Happy Thanksgiving to my Canadian friends!
I feel like I vague-blog a lot about my "projects." I've always felt conflicted about "leaning in" to a high-powered job because I've never wanted my career to interfere with all the side-work I do for myself. But I'm starting to wonder if I'm spreading myself too thin. I have too many ideas; too many things I want to work on, and never enough time. Here's a list of what I've been up to lately:
That's a hefty load and I'm wondering how sustainable it is to attempt all of these projects even if I enjoy them. Writing the blog itself is a major time commitment, but I like the discipline of daily writing (well, four times a week plus a Friday link-roundup). The slush reading is also fun and helpful for my writing, so that's also something I'm not willing to give up. I've reigned back the science editing to just my long-term clients, because my time is really worth more to me than the money right now, but I don't want to give that up completely in case I do eventually start a full-time business.
You might notice that I've marked a few items on that list with asterisks. That's to indicate which projects I think have any chance to make money (with more asterisks indicating greater earning potential). The science editing already does make me a little money. I also used to sell paintings when I was younger. I started painting again recently and I think I've still have the knack for it, so I may try selling those on Etsy or at a local bar or something to see if there's any interest.
But one thing I haven't talked about at all on this blog is my Organic Chemistry Primer (**). For a while, I've thought there's a need for a very simple, "electron-pushing" guide to prepare pre-med students for organic chemistry. Just a slim book you'd read the week or day before you take your first orgo class. College courses do a terrible job of explaining the most basic concepts behind organic chemistry, because there's such a large volume of mechanisms to learn. Professors tend to rush ahead and leave students totally confused and struggling to understand what's going on.

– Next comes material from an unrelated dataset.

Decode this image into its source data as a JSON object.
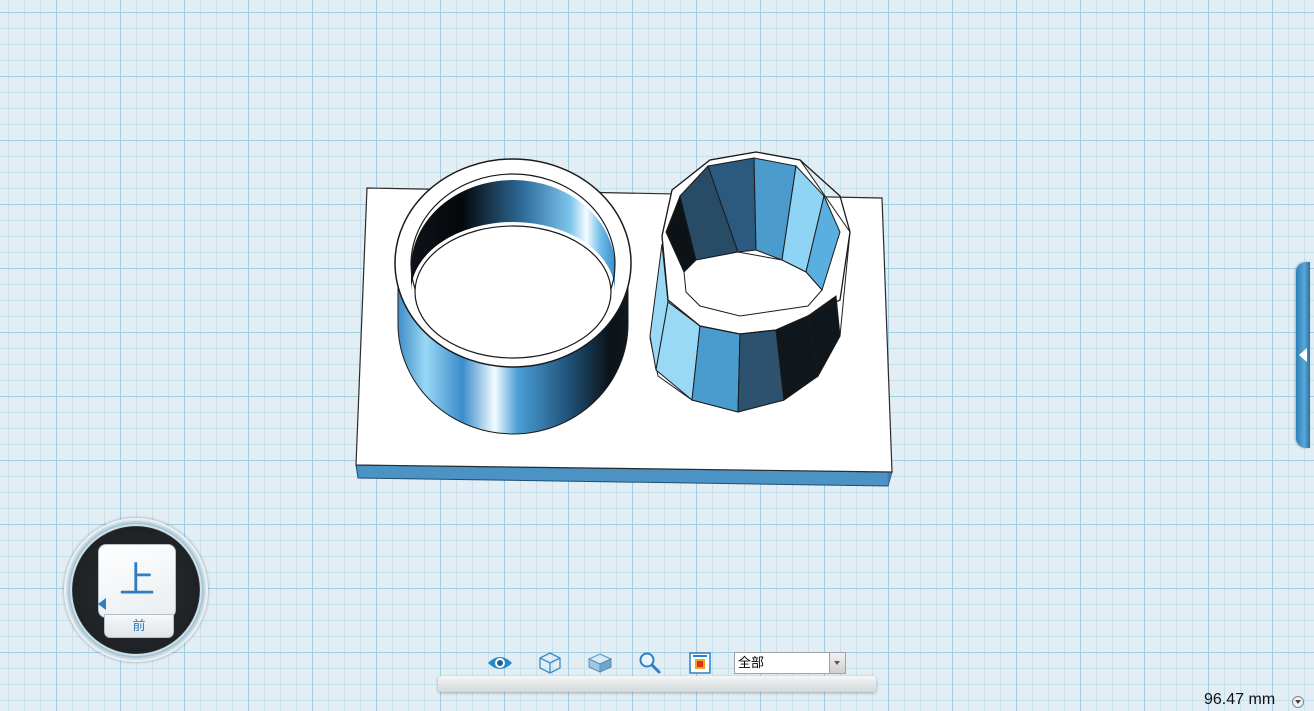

So I've started writing a very simple, "how-to" kind of book on organic chemistry based on all the things professors should be teaching their students in the first week of class, but don't because of time constraints. My idea is to sell this book as a kindle-single, fairly inexpensively, and then market it on pre-med forums. Originally, I was going to go through all the trouble of preparing a book proposal and attempt the traditional publishing route, but then I thought, why bother? Why not just get it out there now?
Ideally, I'm looking for a source of income that will help support me so I can spend more time writing and improving my fiction (which I know, will probably never be a full-time job). Maybe my organic primer book could help me do that? Or at least be an additional source of income that shouldn't require too much time once I've finished it. Again, that's the ideal case. I have no idea how much time it would realistically take to market and promote it.
Even though I prefer working on my novel every morning during my daily writing session, I think I'm going to have to switch that time over to finishing my Organic Chemistry Primer. That's the logical order, right? Start on the items that have a chance to make money first, then move on to less commercial projects.
So here's my goal: I want to finish my Organic Chemistry book during the remaining days of October instead of working on my novel. The Primer isn't meant to be long, so I think I can do it. Then I'll be free to work on my novel during NaNoWriMo, when I intend to finish the first draft. Then in December, I'll edit and hopefully publish the Organic Chemistry Primer on Amazon, followed by editing my novel in the subsequent months.
There. It's out there. That's my promise to myself. That's what I'll aim for.
Am I crazy?